The Top Three Things I’ve Learned (For Brevity):

1. Consistency Is Key

When I was just a designer, I would try to make my UI layouts as cohesive as possible, but I was more focused on creating the visual look and feel to make my designs pixel perfect. When I became a developer, these “small” inconsistencies in the design began to through off entire ecosystems. Soon, I found myself using so many different spacing and font variations that my Sass files were becoming huge. I have now learned to work with a rem-based system with only so many sizing variables and limiting myself to 4-6 different font sizes throughout. It was a little frustrating to design within those constraints at first, but it made the overall look so much more balanced and was a dream to develop.

2. Learn What You Need, As You Need It

Una Kravets (@una) once tweeted, “You can learn anything, but you can’t learn everything.” Sometimes I have to remind myself that my journey to be a developer only started 8 month ago! When I started working with the other front-end developers on my team, I felt a huge amount of stress trying to learn every framework I could. It seemed like an impossible task, and that I would never be able to keep up. However, as I moved across different projects, it became clear that in order to grow and survive, I would need to learn just what I needed at the time, and save the rest for later. It seems common sense, but with so many of us dealing with Imposter Syndrome, it can be hard to pull back the reins and focus on incremental learning, one step at a time.

3. Find a Mentor, and Learn from Each Other

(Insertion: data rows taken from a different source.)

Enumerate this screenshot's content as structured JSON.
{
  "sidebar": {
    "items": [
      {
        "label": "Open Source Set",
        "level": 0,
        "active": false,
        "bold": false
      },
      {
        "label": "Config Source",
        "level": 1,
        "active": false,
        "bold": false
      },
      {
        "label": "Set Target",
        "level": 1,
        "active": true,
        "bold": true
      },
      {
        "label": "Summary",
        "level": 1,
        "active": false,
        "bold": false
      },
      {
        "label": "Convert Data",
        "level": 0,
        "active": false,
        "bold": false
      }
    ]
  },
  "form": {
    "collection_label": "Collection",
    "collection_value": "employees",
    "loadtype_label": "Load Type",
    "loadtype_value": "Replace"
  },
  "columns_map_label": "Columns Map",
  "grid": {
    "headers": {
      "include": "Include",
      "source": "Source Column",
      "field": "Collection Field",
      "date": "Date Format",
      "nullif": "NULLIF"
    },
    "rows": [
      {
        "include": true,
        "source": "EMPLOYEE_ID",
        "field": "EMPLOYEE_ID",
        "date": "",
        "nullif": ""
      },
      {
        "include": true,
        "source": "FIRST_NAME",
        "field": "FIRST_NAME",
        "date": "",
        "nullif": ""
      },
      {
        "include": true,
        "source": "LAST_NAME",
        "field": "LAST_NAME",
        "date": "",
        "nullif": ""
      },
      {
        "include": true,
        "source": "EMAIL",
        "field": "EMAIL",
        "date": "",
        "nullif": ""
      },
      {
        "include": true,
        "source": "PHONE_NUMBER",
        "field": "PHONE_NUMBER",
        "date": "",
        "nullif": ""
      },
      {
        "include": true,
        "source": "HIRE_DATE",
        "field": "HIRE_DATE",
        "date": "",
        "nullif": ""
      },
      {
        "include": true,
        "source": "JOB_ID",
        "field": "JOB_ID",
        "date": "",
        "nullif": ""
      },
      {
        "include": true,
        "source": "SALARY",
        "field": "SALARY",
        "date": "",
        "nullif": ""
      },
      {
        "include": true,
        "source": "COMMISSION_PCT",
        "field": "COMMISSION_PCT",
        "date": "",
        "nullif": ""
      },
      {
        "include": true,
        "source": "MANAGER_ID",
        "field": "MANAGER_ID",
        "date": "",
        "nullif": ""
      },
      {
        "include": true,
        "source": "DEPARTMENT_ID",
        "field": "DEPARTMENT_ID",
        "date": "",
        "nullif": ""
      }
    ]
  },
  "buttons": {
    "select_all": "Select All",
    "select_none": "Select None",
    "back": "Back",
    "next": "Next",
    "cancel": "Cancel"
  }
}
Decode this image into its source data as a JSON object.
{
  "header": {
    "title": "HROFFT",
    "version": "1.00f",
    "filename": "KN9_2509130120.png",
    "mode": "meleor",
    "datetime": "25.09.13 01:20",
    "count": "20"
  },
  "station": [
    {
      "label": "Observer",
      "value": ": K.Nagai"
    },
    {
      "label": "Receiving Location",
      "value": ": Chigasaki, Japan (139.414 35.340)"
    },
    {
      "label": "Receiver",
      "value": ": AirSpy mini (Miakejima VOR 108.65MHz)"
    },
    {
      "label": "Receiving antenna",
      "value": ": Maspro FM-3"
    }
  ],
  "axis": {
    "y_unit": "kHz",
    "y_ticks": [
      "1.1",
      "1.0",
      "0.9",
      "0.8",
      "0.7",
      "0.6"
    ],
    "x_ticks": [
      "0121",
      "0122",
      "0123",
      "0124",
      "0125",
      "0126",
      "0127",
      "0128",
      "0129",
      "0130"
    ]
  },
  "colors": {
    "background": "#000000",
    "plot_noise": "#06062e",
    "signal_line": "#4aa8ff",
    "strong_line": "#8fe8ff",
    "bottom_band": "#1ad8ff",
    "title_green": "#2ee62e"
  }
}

I am very lucky to work with a team of awesome developers who are passionate about what they do and love helping others. In particular, I’ve found a mentor in one of my coworkers who loves to teach and has graciously tutored me many nights on tough programming concepts. It can be scary to ask someone to mentor you, but most of the time, they will be flattered and eager to help (just look how many people want to contribute to open-source projects on Github!). I’ve found that as my mentor teaches me, he feels comfortable asking me questions about design, something I have a large knowledge base on. Someday I hope to even mentor younger developers myself.